David Baker is an American poet and professor of English born in 1954. His poetry books have titles like Never-Ending birds, Changeable Thunder, or The truth about small towns. I liked this poem at first sight.
The subtle rhyme and rhythm of the first verse, until “I suppose he is”, is a fine poetic craftwork. Both – chokes, Yabs – dab, shrubs – budging, yelping – help.
The dog is store-bought, we associate a certain type of people with that. We would befriend our own dogs in animal shelters. The chain (not a leash) is too short. What happens next in the poem is strange. The I lies in the sun (we assume it is a late afternoon). Why does the I say he is dying? Is the sight of the choking dog unbearable? Or is it the pup that says “I’m surely dying”, the line set italics to indicate that? The I and the dog are conflated in these lines. The author asks for help because he identifies with the suffering dog.
But in the second verse it is the cruel neighbor’s life that is ticking away like my own (my emphasis). The I also identifies himself with the cruel neighbor. This leads to inaction: I’ll stay right here in the cool shade. The crying of the dog is now perceived as the expression of the sadness of both the author and his neighbor. The explanation that follows is straightforward: both men are single and lack physical intimacy. Their chains are mental.

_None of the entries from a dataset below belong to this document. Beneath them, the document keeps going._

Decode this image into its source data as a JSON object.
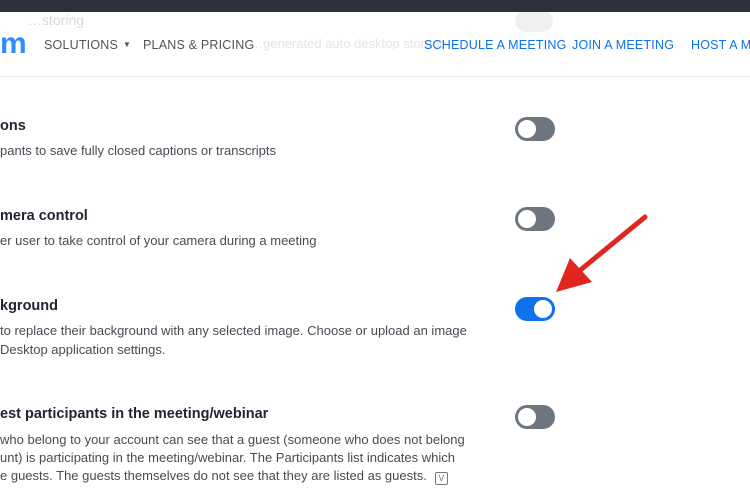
{
  "nav": {
    "logo": "m",
    "ghost_text": "…storing",
    "ghost_text2": "…generated auto desktop storage",
    "items": [
      {
        "label": "SOLUTIONS"
      },
      {
        "label": "PLANS & PRICING"
      }
    ],
    "right_items": [
      {
        "label": "SCHEDULE A MEETING"
      },
      {
        "label": "JOIN A MEETING"
      },
      {
        "label": "HOST A ME"
      }
    ]
  },
  "settings": [
    {
      "title": "ons",
      "desc": [
        "pants to save fully closed captions or transcripts"
      ],
      "enabled": false
    },
    {
      "title": "mera control",
      "desc": [
        "er user to take control of your camera during a meeting"
      ],
      "enabled": false
    },
    {
      "title": "kground",
      "desc": [
        "to replace their background with any selected image. Choose or upload an image",
        "Desktop application settings."
      ],
      "enabled": true
    },
    {
      "title": "est participants in the meeting/webinar",
      "desc": [
        "who belong to your account can see that a guest (someone who does not belong",
        "unt) is participating in the meeting/webinar. The Participants list indicates which",
        "e guests. The guests themselves do not see that they are listed as guests."
      ],
      "enabled": false
    }
  ],
  "colors": {
    "accent": "#0e72ed",
    "toggle_off": "#6e7680",
    "arrow": "#e0261f"
  }
}
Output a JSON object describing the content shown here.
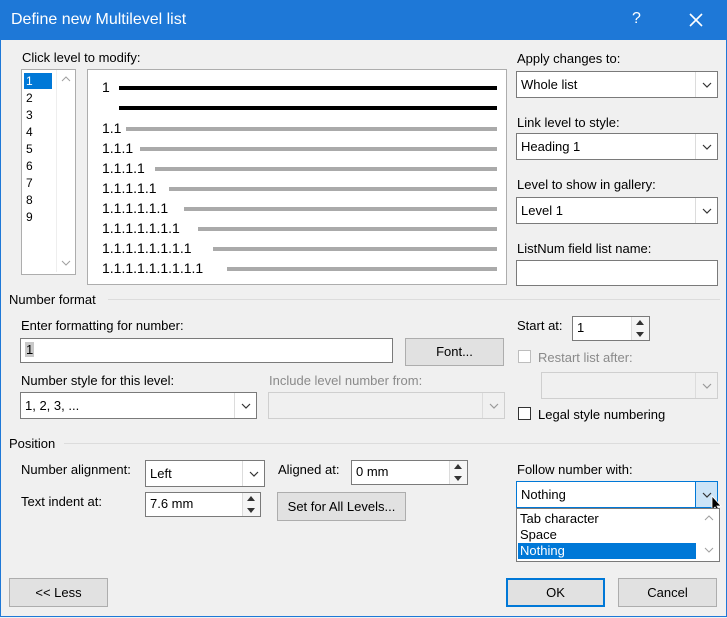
{
  "window": {
    "title": "Define new Multilevel list",
    "help": "?",
    "close_icon": "close-icon"
  },
  "levels": {
    "label": "Click level to modify:",
    "items": [
      "1",
      "2",
      "3",
      "4",
      "5",
      "6",
      "7",
      "8",
      "9"
    ],
    "selected": "1"
  },
  "preview": {
    "numbers": [
      "1",
      "1.1",
      "1.1.1",
      "1.1.1.1",
      "1.1.1.1.1",
      "1.1.1.1.1.1",
      "1.1.1.1.1.1.1",
      "1.1.1.1.1.1.1.1",
      "1.1.1.1.1.1.1.1.1"
    ]
  },
  "apply": {
    "label": "Apply changes to:",
    "value": "Whole list"
  },
  "link_style": {
    "label": "Link level to style:",
    "value": "Heading 1"
  },
  "gallery": {
    "label": "Level to show in gallery:",
    "value": "Level 1"
  },
  "listnum": {
    "label": "ListNum field list name:",
    "value": ""
  },
  "number_format": {
    "section": "Number format",
    "enter_label": "Enter formatting for number:",
    "format_value": "1",
    "font_button": "Font...",
    "style_label": "Number style for this level:",
    "style_value": "1, 2, 3, ...",
    "include_label": "Include level number from:",
    "include_value": "",
    "start_label": "Start at:",
    "start_value": "1",
    "restart_label": "Restart list after:",
    "restart_value": "",
    "legal_label": "Legal style numbering"
  },
  "position": {
    "section": "Position",
    "alignment_label": "Number alignment:",
    "alignment_value": "Left",
    "aligned_at_label": "Aligned at:",
    "aligned_at_value": "0 mm",
    "indent_label": "Text indent at:",
    "indent_value": "7.6 mm",
    "set_all_button": "Set for All Levels...",
    "follow_label": "Follow number with:",
    "follow_value": "Nothing",
    "follow_options": [
      "Tab character",
      "Space",
      "Nothing"
    ]
  },
  "footer": {
    "less_button": "<< Less",
    "ok_button": "OK",
    "cancel_button": "Cancel"
  }
}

The last lines sound classical and remind me of Emily Dickinson. The yelping little pup reminds us of our own mortality and the poet is telling us implicitly, I believe, that we should not sit idly by when we see another being in pain, as death “comes quickly enough on their own, sweet time”.